RE: Final DATA frames

Not a blocker in my view, but it’s a fair critique that this design is mutually exclusive with those features.  A server (whether proxy or application library) that wants to retain the ability to do mid-content push or trailers can’t use this feature.  A server that is reasonably certain that it won’t need them could use this feature as an optimization.  It’s worth noting that a “final DATA frame” is only ever that, and need not be used.

I wasn’t planning to get into this yet, but since it’s relevant, I have an alternate design as an extension (not yet published) here<>.  One option is to revert this change and interested parties can work on the extension instead, if there’s interest.

From: Lucas Pardue <>
Sent: Friday, December 7, 2018 3:39 PM
To: Mike Bishop <>
Cc: Roberto Peon <>; Ryan Hamilton <>; Jana Iyengar <>; IETF QUIC WG <>; HTTP Working Group <>
Subject: Re: Final DATA frames

Perhaps I'm overlooking a few things but the way I'd see it is that such a proxy could be conservative and chose never to use len=0 on responses that it is in control of.

If it wanted to be more flexible at cost of risk, a proxy might also use the content-length header to make an informed decision. The header is not required, which sort of aligns with an origin generating a dynamic response of unknown total length.

Wrt to push. A proxy could use reception of a link header, with preload, to decide to push before generating the parent request-response payload. If the upstream wants to support "pass through" of push promise properly, being conservative with length=0 would also be sensible.

Trailers, well they are are hard I agree. Mike's provided some options but I'd ask exactly what trailers are applicable to H3. Is this design really a blocker to  use?

On Fri, 7 Dec 2018, 22:50 Mike Bishop <<> wrote:
Trailers SHOULD be declared in the headers, but it’s true that a proxy whose origin violates that SHOULD could find itself in a state where it has to drop the trailers.

From: Roberto Peon <<>>
Sent: Friday, December 7, 2018 1:27 PM
To: Lucas Pardue <<>>; Ryan Hamilton <<>>
Cc: Jana Iyengar <<>>; IETF QUIC WG <<>>; Mike Bishop <<>>; HTTP Working Group <<>>
Subject: Re: Final DATA frames

It will become very easy for an implementation which otherwise seems conforming to mess up and have no way of using push, or communicating trailers.
This really seems like premature optimization, especially in the case where we’re taking options off the table already (like having the payload be separate).
A little inefficiency seems much less scary than features no longer interoperating (e.g. because a proxy is very unlikely to know whether the response will have trailers, etc. without some very interesting coordination). That would feel very HTTP/1.1 pipelining (which was a good idea, but couldn’t effectively be implemented interoperably) to me. That was not at all a fun situation.

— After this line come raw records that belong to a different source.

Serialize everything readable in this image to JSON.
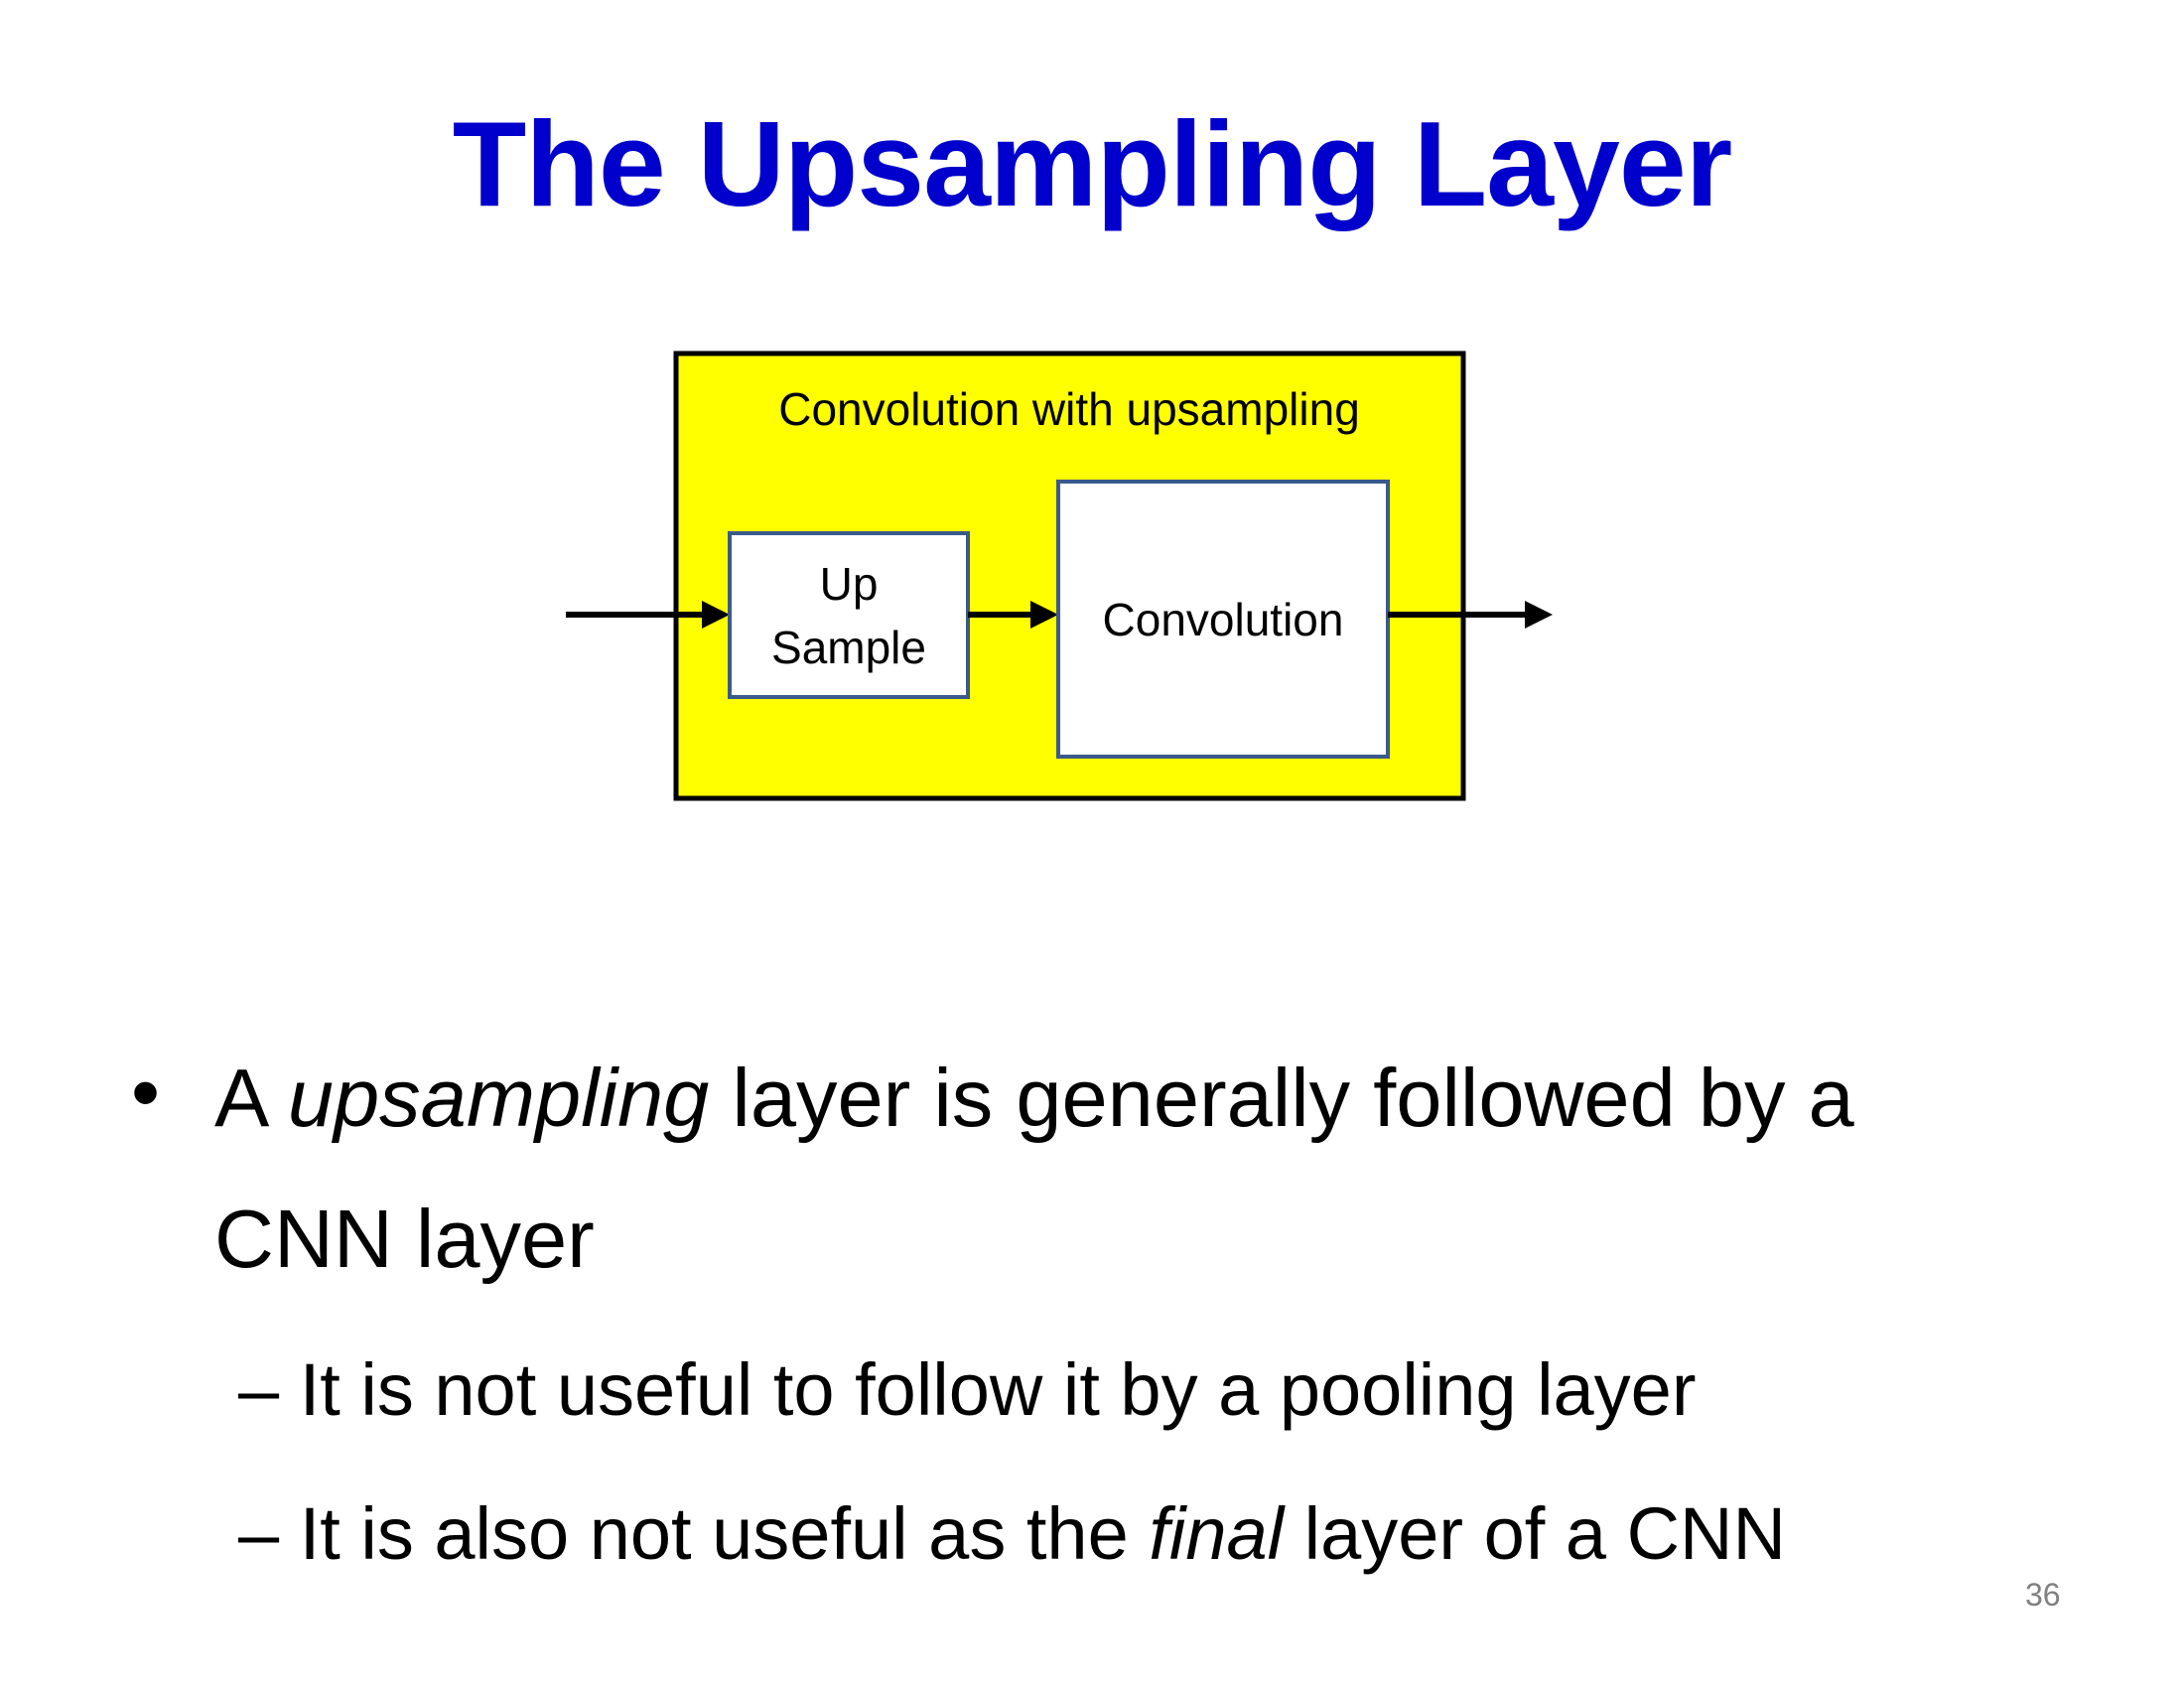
{
  "slide": {
    "title": "The Upsampling Layer",
    "page_number": "36"
  },
  "diagram": {
    "outer_label": "Convolution with upsampling",
    "upsample_line1": "Up",
    "upsample_line2": "Sample",
    "conv_label": "Convolution",
    "colors": {
      "outer_fill": "#ffff00",
      "outer_stroke": "#000000",
      "inner_fill": "#ffffff",
      "inner_stroke": "#3a5a8a",
      "arrow": "#000000"
    }
  },
  "bullets": {
    "main_pre": "A ",
    "main_em": "upsampling",
    "main_post": " layer is generally followed by a",
    "main_line2": "CNN layer",
    "sub1": "– It is not useful to follow it by a pooling layer",
    "sub2_pre": "– It is also not useful as the ",
    "sub2_em": "final",
    "sub2_post": " layer of a CNN"
  }
}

This makes me feel very uneasy.

From: Lucas Pardue <<>>
Date: Friday, December 7, 2018 at 12:23 PM
To: Ryan Hamilton <<>>
Cc: Roberto Peon <<>>, Jana Iyengar <<>>, IETF QUIC WG <<>>, Mike Bishop <<>>, HTTP Working Group <<>>
Subject: Re: Final DATA frames

I was swayed by the discussion on this topic to support the proposal we ended up with. As Ryan puts it so well, we don't discount such other use cases, we just need the server to have enough information to decide how to respond on the initial DATA frame it responds with.

And to that end, I think it has enough enpowerment. If risk averse, it would not use this optimisation. If sensitive to push or trailers, it can take the care to allow them.


On Fri, 7 Dec 2018, 20:12 Ryan Hamilton <<> wrote:
On Fri, Dec 7, 2018 at 10:16 AM Roberto Peon <<>> wrote:
AFAICT, the github conversation didn’t touch on the interrelation of framing-on-stream and push-promise, or trailers.

Given the current inline (interleaved) expression of push-promise within a stream, you don’t want to prevent yourself from being able to insert the push-promise description into the stream when you need to do it.
It’d also make trailers “interesting”, i.e. likely prevent them from working properly.

If having a zero-length frame is considered a problem, then another way to solve that would be to assert that the length of a frame is the stated size + 1, i.e. if that field is zero, then the length of the payload is one.

Well, the motivation for the change is to avoid extra overhead in the very common case of an HTTP message with no trailers and no associated pushes (and dynamically generated content). If a particular HTTP message does not have those properties then it can easily use a non-zero length to terminate the DATA frame and follow it up with pushes or trailers.

Received on Saturday, 8 December 2018 00:01:31 UTC